  • There are no official figures that identify the risk associated with co-sleeping where the act of co-sleeping was pre-meditated and in a bed (rather than on the sofa), and the parents did not smoke and were not under the influence of alcohol or drugs (prescription or otherwise).

What did the new research tell us?

Professor Bob Carpenter of the London School of Hygiene and Tropical Medicine led a research team looking into the risk factors associated with sudden infant death syndrome. The conclusion of this research (which involved the study of 1,472 cases of cot death and 4,679 normal babies) concluded that 81% of cot deaths in babies aged 0-3 months could be avoided if parents were advised not to co-sleep at all. However, it was noted that many of the bed sharing deaths involved at least one parent who:

  • Smoked
  • Was under the influence of alcohol
  • Was taking drugs that may cause drowsiness
  • Was feeling very tired

Or involved a baby that was:

  • Premature
  • Of a low birth weight

The view was taken that the NHS should, as a matter of course advise all parents not to co-sleep with their baby between the age of 0-3 months.

“The current messages saying that bed sharing is dangerous only if you or your partner are smokers, have been drinking alcohol or taking drugs that make you drowsy, are very tired or the baby is premature or of low birth-weight are not effective because many of the bed sharing deaths involve these factors. Doctors, nurses, midwives and health visitors should take a more definite stand against bed sharing, especially for babies under three months. Bringing a baby into bed temporarily to feed or comfort it is acceptable, but only if it is put back into its cot immediately afterwards.”

Is everyone in agreement with the findings of this study?

The National Childbirth Trust (NCT) warned against this blanket ban and raised concerns that this could increase the risk of SIDS associated with co-sleeping as parents may end up accidentally co-sleeping, such as falling asleep on the sofa or in bed whilst trying to settle a baby.

“It could lead to an increased likelihood that a parent or carer inadvertently falls asleep while holding the baby, in a chair or on a sofa, which is much less safe for the infant.”

Is there a safe way of co-sleeping?

As the cause of SIDS is unknown, there are only risk factors associated with it which should be considered when making decisions regarding where your baby will sleep.
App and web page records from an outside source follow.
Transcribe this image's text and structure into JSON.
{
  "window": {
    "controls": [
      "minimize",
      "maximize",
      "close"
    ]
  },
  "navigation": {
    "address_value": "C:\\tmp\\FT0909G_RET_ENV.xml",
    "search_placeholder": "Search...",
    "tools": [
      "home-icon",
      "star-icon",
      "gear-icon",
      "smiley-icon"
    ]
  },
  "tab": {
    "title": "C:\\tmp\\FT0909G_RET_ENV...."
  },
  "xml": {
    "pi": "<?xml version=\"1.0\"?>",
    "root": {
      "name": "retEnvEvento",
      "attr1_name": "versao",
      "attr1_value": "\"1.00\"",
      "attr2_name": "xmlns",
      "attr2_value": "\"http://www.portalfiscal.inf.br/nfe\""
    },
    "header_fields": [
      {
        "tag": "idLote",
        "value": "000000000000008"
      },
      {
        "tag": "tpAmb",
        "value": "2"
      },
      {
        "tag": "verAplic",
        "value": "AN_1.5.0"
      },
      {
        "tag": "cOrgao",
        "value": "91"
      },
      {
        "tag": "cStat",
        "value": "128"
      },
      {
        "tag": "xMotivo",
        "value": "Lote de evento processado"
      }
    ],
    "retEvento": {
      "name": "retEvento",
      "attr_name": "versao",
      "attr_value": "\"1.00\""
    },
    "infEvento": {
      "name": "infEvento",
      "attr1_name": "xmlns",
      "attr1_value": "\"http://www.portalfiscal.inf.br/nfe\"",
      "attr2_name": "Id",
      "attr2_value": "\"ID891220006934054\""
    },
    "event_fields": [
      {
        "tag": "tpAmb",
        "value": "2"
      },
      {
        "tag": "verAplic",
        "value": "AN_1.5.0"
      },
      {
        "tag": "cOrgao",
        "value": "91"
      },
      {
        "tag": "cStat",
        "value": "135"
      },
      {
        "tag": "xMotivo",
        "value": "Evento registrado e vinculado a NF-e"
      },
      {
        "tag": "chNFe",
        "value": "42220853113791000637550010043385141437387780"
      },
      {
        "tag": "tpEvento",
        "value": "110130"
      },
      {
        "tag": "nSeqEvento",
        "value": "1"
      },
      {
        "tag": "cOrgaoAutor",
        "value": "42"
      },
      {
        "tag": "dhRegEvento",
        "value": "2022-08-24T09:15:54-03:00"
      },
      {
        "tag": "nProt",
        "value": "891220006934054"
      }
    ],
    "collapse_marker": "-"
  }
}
For the first six months of life, the safest place for a baby to sleep is in a cot, lying on his or her back, in the parents’ room. If you are certain that you would like to co-sleep with your baby then it is recommended that you and your partner meet all of these requirements:

  • You never sleep with your baby on the sofa.
  • Your baby is not bottle fed.
  • You do not smoke.
  • Have not drunk alcohol.
  • Are not taking any drugs or medication.
  • You are not feeling unusually tired.
  • You are both aware that your baby is in bed with you.
  • You are not ill and do not have a condition that may make it difficult for you to respond to your baby.
  • The mattress is not saggy or dipping in places; it needs to be firm, flat and clean.
  • The room is not too warm.
  • You are using sheets and blankets (not quilts/duvets).
  • You do not have a water bed.
  • It is not possible for your baby to fall out of bed or get trapped between the mattress and the wall.
  • Your bed is big enough for you and your baby.
  • If a sibling is also sharing your bed, there must be an adult between the two children.
  • You do not allow pets to also share the bed.
  • You do not allow your baby to sleep alone in your bed.


If you require further information, I recommend speaking with your health visitor.

Do you co-sleep? Were you advised not to? What are your views on this research?